“I see it as, if you're not open to employment of folks with different abilities, then you're shutting the door on innovation, creativity and really thinking about how do you create a holistic work environment where contributions come from different lenses?” he said. “I've seen incredible, innovative work that's come out of hiring folks that think about doing work differently.”

Mondejar hopes the commission can set an example for employers in the private sector and anyone involved in inclusion efforts by paying attention to intersectionality from the beginning.

“Disability is a big part of every community,” he said. “And if you happen to be a person of color and you happen to have a disability, you have a couple of things against you already.”

Mondejar, Spooner and Thompson all note that the younger, “post-ADA” generation has grown up in a more integrated society which has changed how they approach activism.

“So, the Ozes of the world — they may have been the only one in the classroom, or the only one in the school that had a visible difference — [are] no longer as unique,” Mondejar said. “So it's a different world, an exciting one, and there's a lot of work to still be done.”

A new generation of politicians are also putting inclusivity at the forefront of their policies, including in Boston.

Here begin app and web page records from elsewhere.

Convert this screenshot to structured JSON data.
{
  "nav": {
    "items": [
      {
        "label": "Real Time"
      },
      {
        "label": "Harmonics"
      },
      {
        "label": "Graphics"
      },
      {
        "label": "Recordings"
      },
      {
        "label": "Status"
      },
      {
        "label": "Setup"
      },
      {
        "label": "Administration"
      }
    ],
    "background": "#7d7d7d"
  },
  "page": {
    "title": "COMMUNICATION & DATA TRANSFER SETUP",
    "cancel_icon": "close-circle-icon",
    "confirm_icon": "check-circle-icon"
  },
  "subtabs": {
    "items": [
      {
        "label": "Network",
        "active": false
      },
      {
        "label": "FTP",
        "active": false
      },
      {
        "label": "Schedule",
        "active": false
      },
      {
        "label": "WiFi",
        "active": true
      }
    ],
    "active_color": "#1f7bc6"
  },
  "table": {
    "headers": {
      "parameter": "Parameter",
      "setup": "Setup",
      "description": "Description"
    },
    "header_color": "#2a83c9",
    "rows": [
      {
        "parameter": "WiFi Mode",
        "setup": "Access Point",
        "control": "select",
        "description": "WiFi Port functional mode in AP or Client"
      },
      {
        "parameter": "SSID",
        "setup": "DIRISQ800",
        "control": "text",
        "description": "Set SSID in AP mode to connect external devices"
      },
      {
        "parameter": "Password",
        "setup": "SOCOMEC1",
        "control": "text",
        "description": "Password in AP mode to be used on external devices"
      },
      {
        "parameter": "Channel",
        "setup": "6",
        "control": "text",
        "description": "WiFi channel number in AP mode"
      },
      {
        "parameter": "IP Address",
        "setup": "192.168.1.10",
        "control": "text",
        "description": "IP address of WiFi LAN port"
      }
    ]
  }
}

In her inauguration speech on Nov. 16, Mayor Michelle Wu noted that the City Council chamber in which she was speaking was not previously accessible.

“Three steps down were a barrier between our government and the people we are here to serve,” she said, explaining that the room was modified to be fully accessible. “When we make City Hall more accessible, we are all raised up.”

Spooner watched the speech hopefully. “It's very uncommon,” he said about accessibility being front and center as a mayor takes office. “It was overwhelmingly really awesome to hear. She really epitomized a very progressive, inclusive campaign. We all know Boston needs that more than anything else.”